On heavier data objects & unstructured data storage, Amazon S3 (Simple Storage Service) and its alternatives Cloudflare R2 and MinIO are highly scalable and durable object storage service that provides secure, reliable, and cost-effective storage for a wide range of data types and use cases.
Amazon S3, Cloudflare R2 and MinIO all follow the same API schema and therefore have a common Windmill resource type.
Amazon S3 (Simple Storage Service) is a scalable and durable object storage service offered by Amazon Web Services (AWS), designed to provide developers and businesses with an effective way to store and retrieve any amount of data from anywhere on the web.
Create a bucket on S3.
Make sure the user associated with the resource has the right policies allowed in AWS Identity and Access Management (IAM).
You can find examples and premade S3 scripts on Windmill Hub.
Cloudflare R2 is a cloud-based storage service that provides developers and businesses with a cost-effective and secure way to store and access their data.
Create a bucket on R2.
For best performance, install MinIO locally.
MinIO is an open-source, high-performance, and scalable object storage server that is compatible with Amazon S3 APIs, designed for building private and public cloud storage solutions.
Then from Windmill, just fill the S3 resource type.
Key-Value Stores: MongoDB Atlas, Redis, Upstash
Key-value stores are a popular choice for managing non-structured data, providing a flexible and scalable solution for various data types and use cases.
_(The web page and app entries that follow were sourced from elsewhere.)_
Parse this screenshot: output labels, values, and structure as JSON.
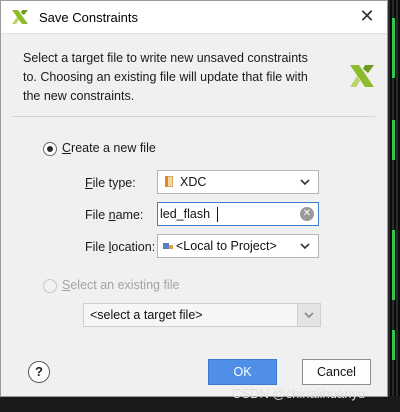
{
  "window": {
    "title": "Save Constraints",
    "close_glyph": "✕"
  },
  "intro_text": "Select a target file to write new unsaved constraints to. Choosing an existing file will update that file with the new constraints.",
  "create_new": {
    "label_prefix": "",
    "label_mnemonic": "C",
    "label_rest": "reate a new file",
    "selected": true,
    "file_type": {
      "label_mnemonic": "F",
      "label_rest": "ile type:",
      "value": "XDC",
      "icon": "xdc-file-icon"
    },
    "file_name": {
      "label_pre": "File ",
      "label_mnemonic": "n",
      "label_rest": "ame:",
      "value": "led_flash"
    },
    "file_location": {
      "label_pre": "File ",
      "label_mnemonic": "l",
      "label_rest": "ocation:",
      "value": "<Local to Project>",
      "icon": "local-folder-icon"
    }
  },
  "select_existing": {
    "label_mnemonic": "S",
    "label_rest": "elect an existing file",
    "selected": false,
    "enabled": false,
    "dropdown_value": "<select a target file>"
  },
  "buttons": {
    "help": "?",
    "ok": "OK",
    "cancel": "Cancel"
  },
  "watermark": "CSDN @chinalihuanyu",
  "colors": {
    "ok_button": "#4f8fe8",
    "logo_green": "#8cbb2e",
    "dialog_bg": "#f0f0f0"
  }
}
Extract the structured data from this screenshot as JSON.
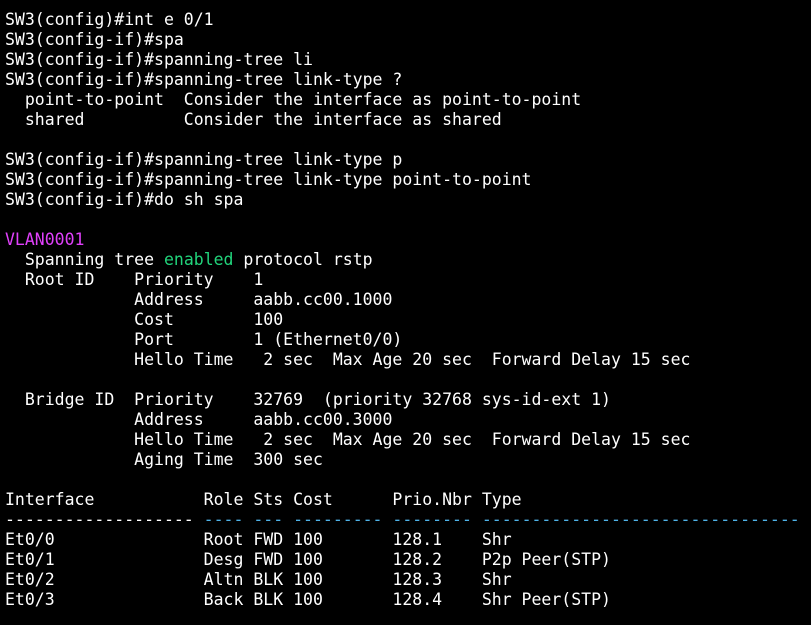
{
  "terminal": {
    "colors": {
      "background": "#000000",
      "text": "#ffffff",
      "vlan_highlight": "#e040fb",
      "keyword_enabled": "#21d47b",
      "separator_blue": "#4fb3e8"
    },
    "commands": [
      "SW3(config)#int e 0/1",
      "SW3(config-if)#spa",
      "SW3(config-if)#spanning-tree li",
      "SW3(config-if)#spanning-tree link-type ?"
    ],
    "help": [
      "  point-to-point  Consider the interface as point-to-point",
      "  shared          Consider the interface as shared"
    ],
    "commands2": [
      "SW3(config-if)#spanning-tree link-type p",
      "SW3(config-if)#spanning-tree link-type point-to-point",
      "SW3(config-if)#do sh spa"
    ],
    "vlan": "VLAN0001",
    "spanning_prefix": "  Spanning tree ",
    "spanning_enabled": "enabled",
    "spanning_suffix": " protocol rstp",
    "root": [
      "  Root ID    Priority    1",
      "             Address     aabb.cc00.1000",
      "             Cost        100",
      "             Port        1 (Ethernet0/0)",
      "             Hello Time   2 sec  Max Age 20 sec  Forward Delay 15 sec"
    ],
    "bridge": [
      "  Bridge ID  Priority    32769  (priority 32768 sys-id-ext 1)",
      "             Address     aabb.cc00.3000",
      "             Hello Time   2 sec  Max Age 20 sec  Forward Delay 15 sec",
      "             Aging Time  300 sec"
    ],
    "table_header": "Interface           Role Sts Cost      Prio.Nbr Type",
    "separator_first": "-------------------",
    "separator_rest": " ---- --- --------- -------- --------------------------------",
    "rows": [
      "Et0/0               Root FWD 100       128.1    Shr",
      "Et0/1               Desg FWD 100       128.2    P2p Peer(STP)",
      "Et0/2               Altn BLK 100       128.3    Shr",
      "Et0/3               Back BLK 100       128.4    Shr Peer(STP)"
    ]
  }
}
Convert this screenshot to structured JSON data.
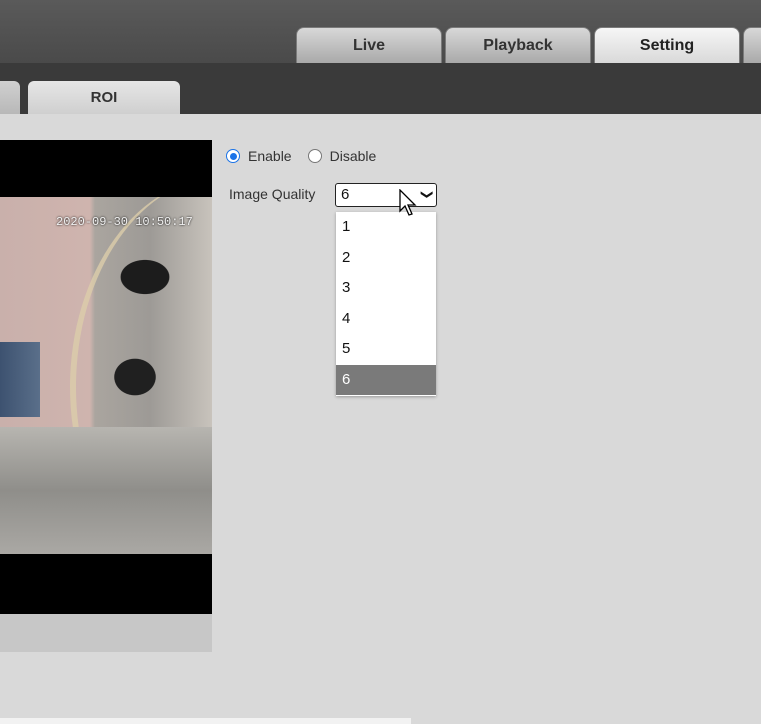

In the context of Windmill, you can use MongoDB Atlas, Redis, and Upstash to store and manipulate non-structured data effectively.
MongoDB Atlas is a managed database-as-a-service platform that provides an efficient way to deploy, manage, and optimize MongoDB instances. As a document-oriented NoSQL database, MongoDB is well-suited for handling large volumes of unstructured data. Its dynamic schema enables the storage and retrieval of JSON-like documents with diverse structures, making it a suitable option for managing non-structured data.
To use MongoDB Atlas with Windmill:
You can find examples and premade MonggoDB scripts on Windmill Hub.
Redis is an open-source, in-memory key-value store that can be used for caching, message brokering, and real-time analytics. It supports a variety of data structures such as strings, lists, sets, and hashes, providing flexibility for non-structured data storage and management. Redis is known for its high performance and low-latency data access, making it a suitable choice for applications requiring fast data retrieval and processing.
To use Redis with Windmill:
Upstash is a serverless, edge-optimized key-value store designed for low-latency access to non-structured data. It is built on top of Redis, offering similar performance benefits and data structure support while adding serverless capabilities, making it easy to scale your data storage needs.
To use Upstash with Windmill: